In this case it should have been left to the jury to determine whether the alleged conversation took place at all, and if so, whether it was good and sufficient cause for the discharge. If it was not, then the plaintiff and his wife are entitled to recover upon a quantum meruit for the bonus up to the time they were wrongfully discharged.

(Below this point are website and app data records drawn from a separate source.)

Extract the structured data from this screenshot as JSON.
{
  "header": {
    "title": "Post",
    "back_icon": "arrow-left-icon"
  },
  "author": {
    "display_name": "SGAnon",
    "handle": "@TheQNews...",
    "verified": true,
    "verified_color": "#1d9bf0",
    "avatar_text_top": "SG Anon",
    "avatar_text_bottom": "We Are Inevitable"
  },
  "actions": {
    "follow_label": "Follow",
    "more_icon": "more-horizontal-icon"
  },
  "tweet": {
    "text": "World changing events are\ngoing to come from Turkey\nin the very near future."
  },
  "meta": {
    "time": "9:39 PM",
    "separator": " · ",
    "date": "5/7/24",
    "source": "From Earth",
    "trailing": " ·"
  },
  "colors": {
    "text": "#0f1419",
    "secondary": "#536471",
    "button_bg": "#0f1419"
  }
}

The system of offering bonuses for continuous employment has been adopted by many employers, in their own interest, as well as being a step towards a better understanding between employers and employees. The enforcement of such contract can work no harm to employers, for they can discontinue the practice by failing at any time to renew such offers. Some years ago the hours of employment in industrial establishments in this State, especially in the cotton mills, were unlimited *415by law. By statute tbe hours have been reduced to 60 per week, and most, if not all, of the larger cotton mills voluntarily have reduced this to 56 hours, and also increased the rate of compensation as this defendant has done. The employment of children of any age was formerly permissible, but now is restricted by law. Although there has been no legislation requiring it, many of the factories, at least the most prosperous ones, are fitting up their tenement houses with lights, water, and sewerage, and many have established facilities for attendance on the public schools and church. The adoption of the system of offering a bonus in addition to the regular pay for continuous employment is part of the same system for the amelioration of the dealings between these companies and their employees.

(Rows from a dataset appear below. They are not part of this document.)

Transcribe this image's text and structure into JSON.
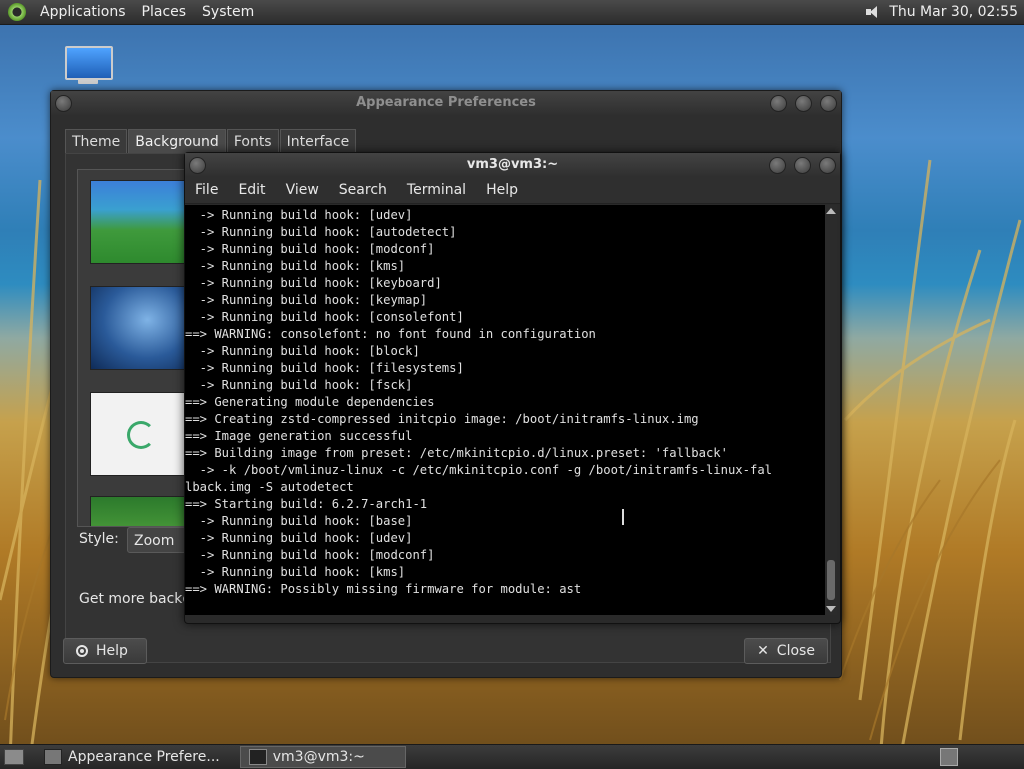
{
  "top_panel": {
    "menus": [
      "Applications",
      "Places",
      "System"
    ],
    "clock": "Thu Mar 30, 02:55"
  },
  "appearance_window": {
    "title": "Appearance Preferences",
    "tabs": [
      "Theme",
      "Background",
      "Fonts",
      "Interface"
    ],
    "active_tab": "Background",
    "style_label": "Style:",
    "style_value": "Zoom",
    "get_more_text": "Get more backgro",
    "help_label": "Help",
    "close_label": "Close"
  },
  "terminal_window": {
    "title": "vm3@vm3:~",
    "menus": [
      "File",
      "Edit",
      "View",
      "Search",
      "Terminal",
      "Help"
    ],
    "lines": [
      "  -> Running build hook: [udev]",
      "  -> Running build hook: [autodetect]",
      "  -> Running build hook: [modconf]",
      "  -> Running build hook: [kms]",
      "  -> Running build hook: [keyboard]",
      "  -> Running build hook: [keymap]",
      "  -> Running build hook: [consolefont]",
      "==> WARNING: consolefont: no font found in configuration",
      "  -> Running build hook: [block]",
      "  -> Running build hook: [filesystems]",
      "  -> Running build hook: [fsck]",
      "==> Generating module dependencies",
      "==> Creating zstd-compressed initcpio image: /boot/initramfs-linux.img",
      "==> Image generation successful",
      "==> Building image from preset: /etc/mkinitcpio.d/linux.preset: 'fallback'",
      "  -> -k /boot/vmlinuz-linux -c /etc/mkinitcpio.conf -g /boot/initramfs-linux-fal",
      "lback.img -S autodetect",
      "==> Starting build: 6.2.7-arch1-1",
      "  -> Running build hook: [base]",
      "  -> Running build hook: [udev]",
      "  -> Running build hook: [modconf]",
      "  -> Running build hook: [kms]",
      "==> WARNING: Possibly missing firmware for module: ast"
    ]
  },
  "taskbar": {
    "tasks": [
      "Appearance Prefere...",
      "vm3@vm3:~"
    ]
  }
}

The employee being liable to a forfeiture of all bonus if he quits before the specified time, it would be a breach of faith and, as one of the authorities above quoted says, “perilously near the perpetration of a fraud,” if the employer were not liable for a breach of such supplementary contract on his part to the extent at least of payment of the bonus earned up to the time of the discharge, upon a quantum meruit basis, when he has discharged the employee for whatever motive if the ground was not legal and sufficient for termination of the offer of extra compensation for continuous service in the employer’s service.